The first is applying customer centric design principles. This means pairing a lead client for each research project as the focal point for initial analysis, model development and user experience prototyping, followed by beta testing across Dexibit’s client portfolio.
Second is the establishment of a machine learning as a service infrastructure to ensure the data team can implement and scale new models quickly, reusing a shared component foundation.
The third is a commitment to continuous improvement. “We are constantly tweaking enhancements to applicability, accuracy and insight,” she states.
These organisations were used to forecasting models that take months of involved analysis.
Dexibit’s technology has also paved the way for many of these traditional organisations to switch to dynamic business models, especially around ticket pricing and capacity management.
The resulting benefits to Dexibit’s customers include increased visitation, revenue and efficiency, alongside the achievement of social outcomes.
To enable their work on AI, Judge says they have product and data teams in their core engineering function.

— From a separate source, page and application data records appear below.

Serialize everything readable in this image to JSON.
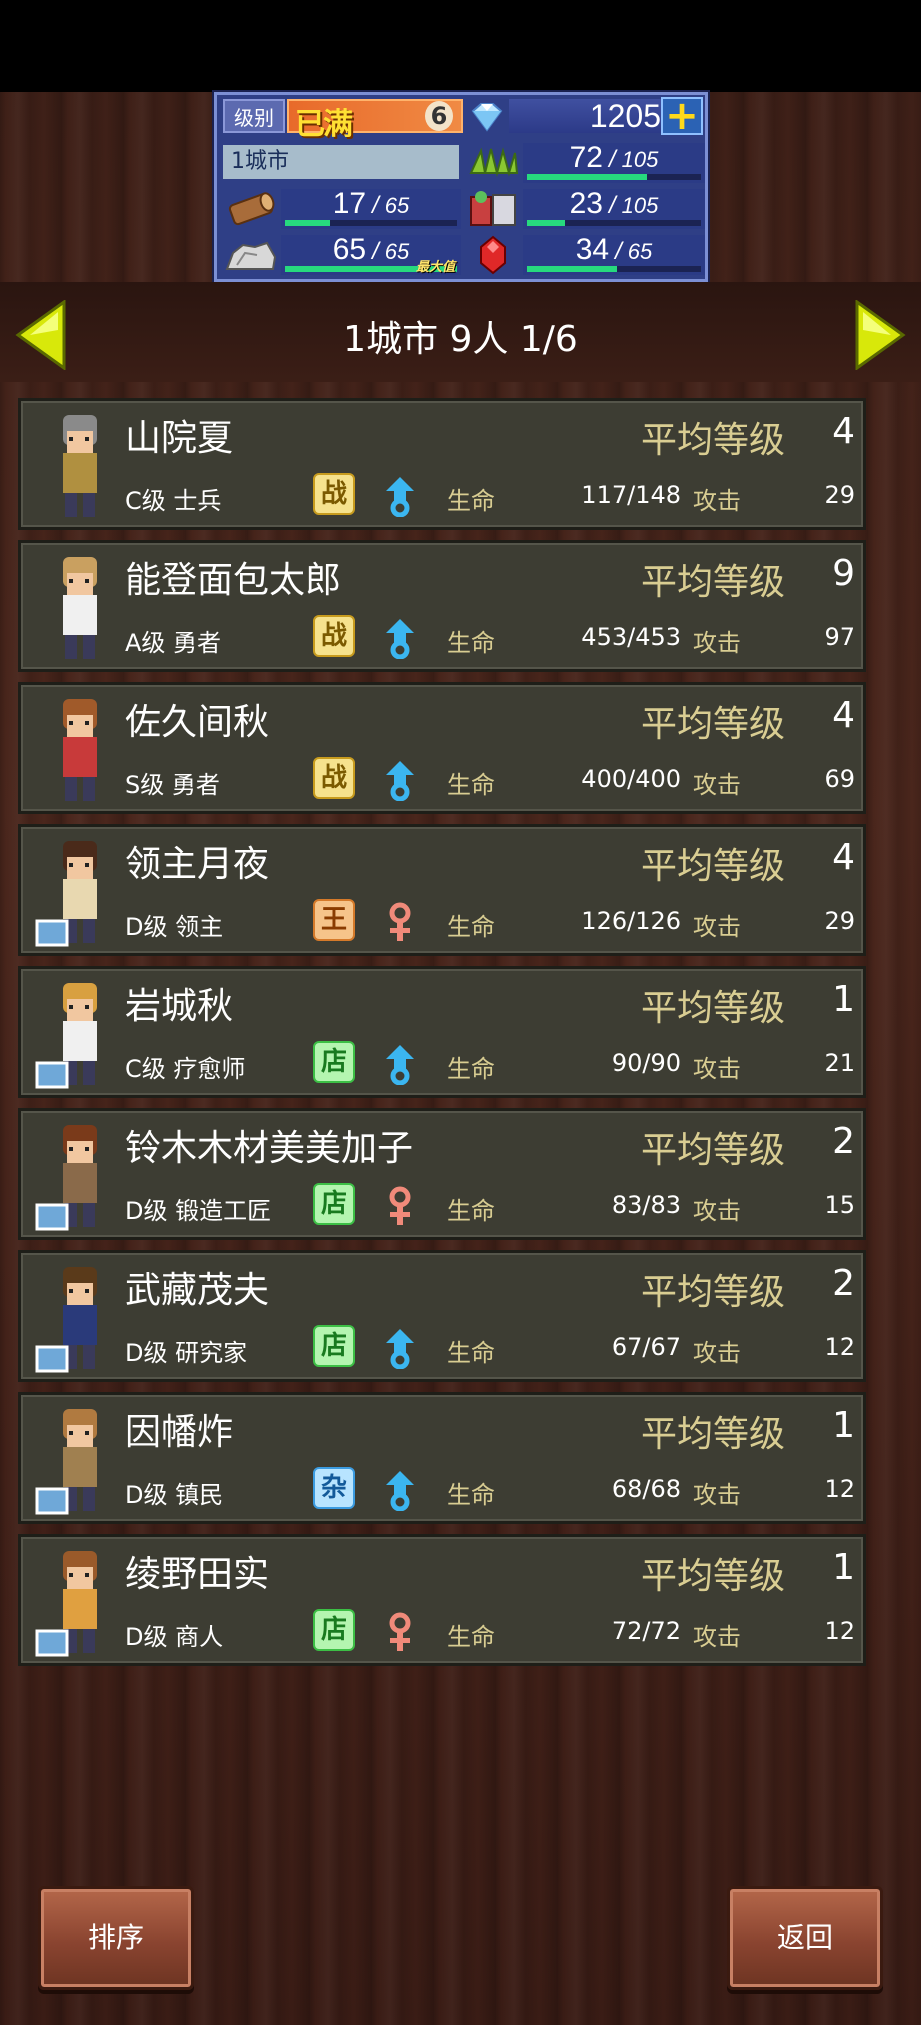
{
  "hud": {
    "level_label": "级别",
    "level_max_text": "已满",
    "level_value": "6",
    "gems": "1205",
    "plus": "+",
    "city": "1城市",
    "food_current": "72",
    "food_max": "105",
    "food_pct": 0.69,
    "wood_current": "17",
    "wood_max": "65",
    "wood_pct": 0.26,
    "goods_current": "23",
    "goods_max": "105",
    "goods_pct": 0.22,
    "ore_current": "65",
    "ore_max": "65",
    "ore_pct": 1.0,
    "ore_max_tag": "最大值",
    "ruby_current": "34",
    "ruby_max": "65",
    "ruby_pct": 0.52,
    "sep": "/"
  },
  "header": {
    "title": "1城市  9人 1/6"
  },
  "labels": {
    "avg_level": "平均等级",
    "hp": "生命",
    "atk": "攻击"
  },
  "characters": [
    {
      "name": "山院夏",
      "avg_level": "4",
      "class": "C级 士兵",
      "badge": "战",
      "badge_type": "zhan",
      "gender": "male",
      "hp": "117/148",
      "atk": "29"
    },
    {
      "name": "能登面包太郎",
      "avg_level": "9",
      "class": "A级 勇者",
      "badge": "战",
      "badge_type": "zhan",
      "gender": "male",
      "hp": "453/453",
      "atk": "97"
    },
    {
      "name": "佐久间秋",
      "avg_level": "4",
      "class": "S级 勇者",
      "badge": "战",
      "badge_type": "zhan",
      "gender": "male",
      "hp": "400/400",
      "atk": "69"
    },
    {
      "name": "领主月夜",
      "avg_level": "4",
      "class": "D级 领主",
      "badge": "王",
      "badge_type": "wang",
      "gender": "female",
      "hp": "126/126",
      "atk": "29"
    },
    {
      "name": "岩城秋",
      "avg_level": "1",
      "class": "C级 疗愈师",
      "badge": "店",
      "badge_type": "dian",
      "gender": "male",
      "hp": "90/90",
      "atk": "21"
    },
    {
      "name": "铃木木材美美加子",
      "avg_level": "2",
      "class": "D级 锻造工匠",
      "badge": "店",
      "badge_type": "dian",
      "gender": "female",
      "hp": "83/83",
      "atk": "15"
    },
    {
      "name": "武藏茂夫",
      "avg_level": "2",
      "class": "D级 研究家",
      "badge": "店",
      "badge_type": "dian",
      "gender": "male",
      "hp": "67/67",
      "atk": "12"
    },
    {
      "name": "因幡炸",
      "avg_level": "1",
      "class": "D级 镇民",
      "badge": "杂",
      "badge_type": "za",
      "gender": "male",
      "hp": "68/68",
      "atk": "12"
    },
    {
      "name": "绫野田实",
      "avg_level": "1",
      "class": "D级 商人",
      "badge": "店",
      "badge_type": "dian",
      "gender": "female",
      "hp": "72/72",
      "atk": "12"
    }
  ],
  "buttons": {
    "sort": "排序",
    "back": "返回"
  },
  "colors": {
    "hud_bg": "#2f3f86",
    "bar_fill": "#27d97e",
    "card_bg": "#3d3d33",
    "label_gold": "#d9cd92",
    "male": "#3bb6f0",
    "female": "#f08a7a"
  }
}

They then built a dual data science capability across product research, focusing on exploring customer facing models and data engineering, and building the underlying data infrastructure.
Operationally, the introduction of forecasting required a high degree of data integrity and business rule configuration across a variety of diverse venues. To handle this complexity, Judge says the team developed a series of configurable, interdependent feature sets to provide a strong and reusable data foundation across the various models.
Culturally, the company was faced with introducing an entire industry to the topic of artificial intelligence, she says.
Dexibit worked with industry executives, and provided a masterclass series to assist the latter’s business teams with understanding forecasting components such as contextual enrichment, featured factors, residual attribution.
“We are helping the industry to embrace this new technology through seeking to understand it and manage organisational change considerations such as ethics, rather than treating machine learning as a ‘black box’ solution,” says Judge.
As Dexibit has scaled globally and particularly set against the complexities of delivering for government clients, Judge has leaned on partners such as Callaghan Innovation, through its Build for Speed program which audits against industry best practices such as agile development and continuous delivery.
She says they also got assistance from Amazon Web Services in architecting their growing solution with new technologies.
Dexibit’s high performance team has been built on a foundation of integrity, excellence and diversity which starts with understanding its people as individuals, says Judge.
She says the company boasts an exceptionally diverse team across gender, ethnicity, orientation and belief and remains committed to the importance of this in its success.
“Unusually for a technology company and particularly in the data science field, Dexibit’s team is comprised of an equal gender balance, including at board and leadership levels,” she says.
Judge advocates for personal growth and mentoring of individual staff. As well as internal training and brown bag collaboration, the company provides opportunities for individuals to attend conferences and training aligned with each individuals’ development plans to support internal promotion or skill diversification.
Judge is also big on celebrating success, implementing a ‘plus one’ policy. This means the company’s leadership team always takes along another team member to attend them in external events.
More recently, Judge says Dexibit has also taken careful consideration of mental health.
“We have important rituals such as a weekly ‘peak and pit’ to encourage the team to support each other in alleviating the stress inevitable with a fast paced, high growth environment.”